July 13, 2008 Past Issues No Comments

An application has been made to import and breed a limited number of savannah cats to be sold as domestic pets in

Serval cat in the wild. The savannah cat hybrid is only 5 generations removed from the wild animal. Photo © Darryl Balfour

Serval cat in the wild. The savannah cat hybrid is only 5 generations removed from the wild animal.
Photo © Darryl Balfour

Australia. A savannah cat is commercial name for a cross-bred of a serval cat (a small African feline predator) and a domestic cat. The savannah cat is advertised as weighing up to 8kg and being able to jump 2m. It resembles the serval in appearance and behaviour.

The issues

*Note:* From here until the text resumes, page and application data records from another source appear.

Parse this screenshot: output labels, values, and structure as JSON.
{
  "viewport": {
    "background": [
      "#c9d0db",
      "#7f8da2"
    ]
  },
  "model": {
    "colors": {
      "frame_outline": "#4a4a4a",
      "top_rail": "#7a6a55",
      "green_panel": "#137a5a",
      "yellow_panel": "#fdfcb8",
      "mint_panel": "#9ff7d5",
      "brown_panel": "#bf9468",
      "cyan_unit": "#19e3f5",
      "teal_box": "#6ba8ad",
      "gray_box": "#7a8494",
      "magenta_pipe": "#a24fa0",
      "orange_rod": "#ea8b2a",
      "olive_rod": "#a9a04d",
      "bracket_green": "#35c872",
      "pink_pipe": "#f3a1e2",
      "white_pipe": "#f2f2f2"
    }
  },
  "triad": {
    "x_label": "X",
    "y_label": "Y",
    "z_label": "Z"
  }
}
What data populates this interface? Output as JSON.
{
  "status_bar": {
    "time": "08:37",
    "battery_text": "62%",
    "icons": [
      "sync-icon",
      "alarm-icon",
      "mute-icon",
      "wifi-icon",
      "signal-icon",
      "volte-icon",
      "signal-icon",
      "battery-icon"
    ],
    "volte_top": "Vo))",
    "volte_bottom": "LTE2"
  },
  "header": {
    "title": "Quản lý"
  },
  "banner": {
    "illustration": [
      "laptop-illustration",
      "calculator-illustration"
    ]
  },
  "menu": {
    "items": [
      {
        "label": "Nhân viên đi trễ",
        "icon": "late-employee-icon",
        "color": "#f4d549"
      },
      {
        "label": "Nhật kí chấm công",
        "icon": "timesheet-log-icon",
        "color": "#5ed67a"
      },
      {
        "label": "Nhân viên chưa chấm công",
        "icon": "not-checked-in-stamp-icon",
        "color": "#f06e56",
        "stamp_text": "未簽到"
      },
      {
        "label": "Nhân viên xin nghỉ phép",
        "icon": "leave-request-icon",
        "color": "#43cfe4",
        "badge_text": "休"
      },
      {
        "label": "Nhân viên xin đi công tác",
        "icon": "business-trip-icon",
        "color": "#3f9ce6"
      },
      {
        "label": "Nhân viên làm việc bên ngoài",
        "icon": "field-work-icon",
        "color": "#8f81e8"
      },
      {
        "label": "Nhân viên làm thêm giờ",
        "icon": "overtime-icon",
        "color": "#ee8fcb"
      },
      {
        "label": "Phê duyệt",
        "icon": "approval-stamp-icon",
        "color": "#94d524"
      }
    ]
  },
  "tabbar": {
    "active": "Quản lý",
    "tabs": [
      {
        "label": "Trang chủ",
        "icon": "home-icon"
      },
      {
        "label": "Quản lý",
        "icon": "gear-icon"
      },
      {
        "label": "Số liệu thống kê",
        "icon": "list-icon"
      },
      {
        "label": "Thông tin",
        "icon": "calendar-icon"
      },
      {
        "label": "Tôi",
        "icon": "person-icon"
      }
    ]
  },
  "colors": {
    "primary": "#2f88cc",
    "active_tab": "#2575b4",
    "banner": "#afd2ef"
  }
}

The federal Department of the Environment (DEWHA) had to allow the application to import the savannah cats. Under existing law these animals are considered ‘domestic’ because they have been hybrid for 5 generations. However the Minister for the Environment has proposed an amendment to the type of animals currently considered suitable for import to prevent the savannah cats being imported and sold.

The threats

  • Despite the claims of breeders, there can be no guarantee that no cat would ever escape. Just one specimen at large would be able to kill a wide range of large and small native wildlife.
  • It would take only one entire (non-neutered) cat to escape to form a breeding population with local feral cats to cause a biodiversity disaster.
  • Feral cats and domestic cats have contributed to the extinction and near-wiping out of some species of Australian fauna through predation, competition and disease.
  • Allowing the savannah cat to be imported would encourage similar applications to import additional strains of hybrid wild/domestic cats such as the hybrid South American jungle cat. This would not be in the best interests of Australian wildlife.
  • Wild servals live in a range of habitats very similar to Australia’s environment. An escaped savannah cat would be well adapted to our environment.
WPSQ says…

Predation by feral cats is listed as a key threatening process under the Commonwealth Environment Protection and Biodiversity Conservation Act 1999. Every domestic cat is a potential feral and a potential risk.The introduction of larger hybrid breeds such as the savannah cat is of even greater concern. The impact that these larger predatory breeds would have on wildlife is incomprehensible. Granting permission for the savannah cat will set precedence and allow for the introduction of other similar breeds.

This would escalate the potential threat of these breeds becoming wild and destroying wildlife.

Have your say

Make a submission to the federal Minister for the Environment asking him to change the legislation that currently that allows savannah cats and similar hybrids to be imported. Deadline 17 July 2008.

The federal department has prepared a report for the minister and asked for comments. Make a comment

WPSQ in action

WPSQ has made a submission to the federal government commenting the proposal to amend the List of Specimens Taken to be Suitable for Live Import (Live Import List) urging a ban on the import of savannah cats. We are urging a blanket change to the legislation that defines all 5th generation hybrids as domestic. July 2008

WPSQ wrote to the federal Minister for the Environment, the Australian Quarantine Inspection Service, and Biosecurity Queensland. We urged that the breed no longer be considered ‘domestic’, so that its importation would be the subject of full consultation and assessment. May 2008

For more information on Wildlife Queensland’s activities, email or phone +61 (7) 3221 0194.

Wildlife Queensland July 2008

Written by Wildlifeqld